▶ _Exercise requirements_
Scan the entries below. Report each line where the string "true" occurs.

▶ _Items from an interface collection_
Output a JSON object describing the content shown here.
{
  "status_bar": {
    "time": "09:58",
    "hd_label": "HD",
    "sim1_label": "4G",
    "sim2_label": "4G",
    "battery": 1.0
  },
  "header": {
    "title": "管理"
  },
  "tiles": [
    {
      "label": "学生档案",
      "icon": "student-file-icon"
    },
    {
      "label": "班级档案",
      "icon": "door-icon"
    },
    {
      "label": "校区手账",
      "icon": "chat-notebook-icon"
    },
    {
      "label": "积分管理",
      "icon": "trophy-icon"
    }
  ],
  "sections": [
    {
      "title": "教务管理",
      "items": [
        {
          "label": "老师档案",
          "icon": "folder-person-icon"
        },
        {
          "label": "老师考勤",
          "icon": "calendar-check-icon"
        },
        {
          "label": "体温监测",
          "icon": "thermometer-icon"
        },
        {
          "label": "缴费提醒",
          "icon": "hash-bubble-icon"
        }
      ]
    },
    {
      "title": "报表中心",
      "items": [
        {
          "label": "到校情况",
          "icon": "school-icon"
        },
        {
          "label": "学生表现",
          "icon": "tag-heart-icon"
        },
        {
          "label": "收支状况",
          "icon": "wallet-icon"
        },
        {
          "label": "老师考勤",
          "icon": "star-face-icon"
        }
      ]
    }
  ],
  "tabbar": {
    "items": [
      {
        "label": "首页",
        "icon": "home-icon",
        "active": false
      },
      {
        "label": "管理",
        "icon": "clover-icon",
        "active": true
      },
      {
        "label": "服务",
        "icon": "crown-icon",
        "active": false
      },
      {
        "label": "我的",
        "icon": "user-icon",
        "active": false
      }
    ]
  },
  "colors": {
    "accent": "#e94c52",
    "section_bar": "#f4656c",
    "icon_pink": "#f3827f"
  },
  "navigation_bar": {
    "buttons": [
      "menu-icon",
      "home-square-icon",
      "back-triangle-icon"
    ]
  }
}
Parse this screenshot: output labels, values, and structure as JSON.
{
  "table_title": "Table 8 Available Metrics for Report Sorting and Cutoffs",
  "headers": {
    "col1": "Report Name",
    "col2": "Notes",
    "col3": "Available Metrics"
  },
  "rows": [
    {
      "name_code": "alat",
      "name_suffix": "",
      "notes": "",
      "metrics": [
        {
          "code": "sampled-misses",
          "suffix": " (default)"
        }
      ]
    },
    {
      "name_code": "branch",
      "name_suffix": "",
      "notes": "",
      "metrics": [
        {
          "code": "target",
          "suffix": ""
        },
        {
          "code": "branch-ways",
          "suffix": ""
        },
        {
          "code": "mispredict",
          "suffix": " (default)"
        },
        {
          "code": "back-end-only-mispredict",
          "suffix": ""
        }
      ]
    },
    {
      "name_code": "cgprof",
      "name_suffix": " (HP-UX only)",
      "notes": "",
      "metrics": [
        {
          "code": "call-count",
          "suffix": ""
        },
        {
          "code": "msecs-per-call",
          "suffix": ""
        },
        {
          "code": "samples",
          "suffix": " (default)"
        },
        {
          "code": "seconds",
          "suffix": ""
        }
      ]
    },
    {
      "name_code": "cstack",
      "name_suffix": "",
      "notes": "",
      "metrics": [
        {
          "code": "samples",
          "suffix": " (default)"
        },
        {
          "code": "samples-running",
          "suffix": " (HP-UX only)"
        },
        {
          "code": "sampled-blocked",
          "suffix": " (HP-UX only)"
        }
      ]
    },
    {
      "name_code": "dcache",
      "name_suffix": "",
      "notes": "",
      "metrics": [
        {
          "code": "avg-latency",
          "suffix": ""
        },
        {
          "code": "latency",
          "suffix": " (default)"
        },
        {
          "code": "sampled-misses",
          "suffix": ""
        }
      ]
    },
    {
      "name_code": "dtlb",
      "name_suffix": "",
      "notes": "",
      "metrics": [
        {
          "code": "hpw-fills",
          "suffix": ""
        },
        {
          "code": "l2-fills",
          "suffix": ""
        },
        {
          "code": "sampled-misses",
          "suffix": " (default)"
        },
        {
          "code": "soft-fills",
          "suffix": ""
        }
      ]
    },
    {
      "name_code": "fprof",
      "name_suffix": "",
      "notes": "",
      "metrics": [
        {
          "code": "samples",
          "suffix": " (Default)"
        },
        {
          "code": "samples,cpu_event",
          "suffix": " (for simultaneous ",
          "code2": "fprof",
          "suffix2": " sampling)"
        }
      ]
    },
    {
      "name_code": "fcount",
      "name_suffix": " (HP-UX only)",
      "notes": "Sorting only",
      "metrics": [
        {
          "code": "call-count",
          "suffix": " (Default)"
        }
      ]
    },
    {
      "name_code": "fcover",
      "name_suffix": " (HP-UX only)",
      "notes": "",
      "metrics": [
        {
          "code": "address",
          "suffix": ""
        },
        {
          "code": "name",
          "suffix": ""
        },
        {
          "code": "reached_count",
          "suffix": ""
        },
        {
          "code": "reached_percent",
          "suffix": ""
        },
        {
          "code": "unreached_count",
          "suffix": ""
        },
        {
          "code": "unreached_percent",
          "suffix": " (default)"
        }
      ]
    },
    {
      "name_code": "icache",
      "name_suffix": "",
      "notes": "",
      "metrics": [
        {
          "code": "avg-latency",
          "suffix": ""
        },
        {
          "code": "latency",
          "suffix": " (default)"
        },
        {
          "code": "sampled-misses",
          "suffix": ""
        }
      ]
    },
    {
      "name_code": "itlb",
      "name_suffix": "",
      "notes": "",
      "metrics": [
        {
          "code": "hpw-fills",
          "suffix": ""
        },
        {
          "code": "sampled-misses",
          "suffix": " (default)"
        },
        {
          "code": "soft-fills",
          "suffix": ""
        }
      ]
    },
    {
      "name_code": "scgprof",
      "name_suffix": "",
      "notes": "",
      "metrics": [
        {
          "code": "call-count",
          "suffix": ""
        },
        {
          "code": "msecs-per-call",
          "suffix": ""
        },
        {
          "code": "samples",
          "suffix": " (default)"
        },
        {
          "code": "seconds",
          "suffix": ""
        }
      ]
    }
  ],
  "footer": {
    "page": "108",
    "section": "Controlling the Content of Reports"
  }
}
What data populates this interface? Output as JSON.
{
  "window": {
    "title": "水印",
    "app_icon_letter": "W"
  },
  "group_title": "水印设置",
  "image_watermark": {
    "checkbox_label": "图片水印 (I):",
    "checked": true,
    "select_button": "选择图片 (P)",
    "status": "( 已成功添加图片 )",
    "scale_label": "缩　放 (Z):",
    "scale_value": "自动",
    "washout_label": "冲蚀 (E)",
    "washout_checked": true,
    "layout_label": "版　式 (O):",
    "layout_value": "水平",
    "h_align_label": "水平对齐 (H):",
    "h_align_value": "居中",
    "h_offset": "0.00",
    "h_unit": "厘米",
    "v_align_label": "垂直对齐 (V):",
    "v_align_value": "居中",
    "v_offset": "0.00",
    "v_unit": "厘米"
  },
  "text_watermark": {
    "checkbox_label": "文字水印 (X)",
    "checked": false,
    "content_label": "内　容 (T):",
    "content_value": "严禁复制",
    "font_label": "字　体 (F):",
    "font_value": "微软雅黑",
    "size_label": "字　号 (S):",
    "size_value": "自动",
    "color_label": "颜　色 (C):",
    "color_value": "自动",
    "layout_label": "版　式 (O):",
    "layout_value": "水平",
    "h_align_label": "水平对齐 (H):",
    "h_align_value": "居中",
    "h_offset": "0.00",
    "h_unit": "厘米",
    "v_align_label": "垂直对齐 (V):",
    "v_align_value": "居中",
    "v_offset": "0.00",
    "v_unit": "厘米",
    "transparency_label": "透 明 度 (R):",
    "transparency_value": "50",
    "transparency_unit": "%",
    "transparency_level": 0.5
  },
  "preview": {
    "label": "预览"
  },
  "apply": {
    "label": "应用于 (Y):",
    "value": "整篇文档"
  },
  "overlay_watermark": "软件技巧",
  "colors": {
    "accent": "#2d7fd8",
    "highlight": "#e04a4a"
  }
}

▶ _Exercise solution_
        "active": true
    "checked": true,
    "washout_checked": true,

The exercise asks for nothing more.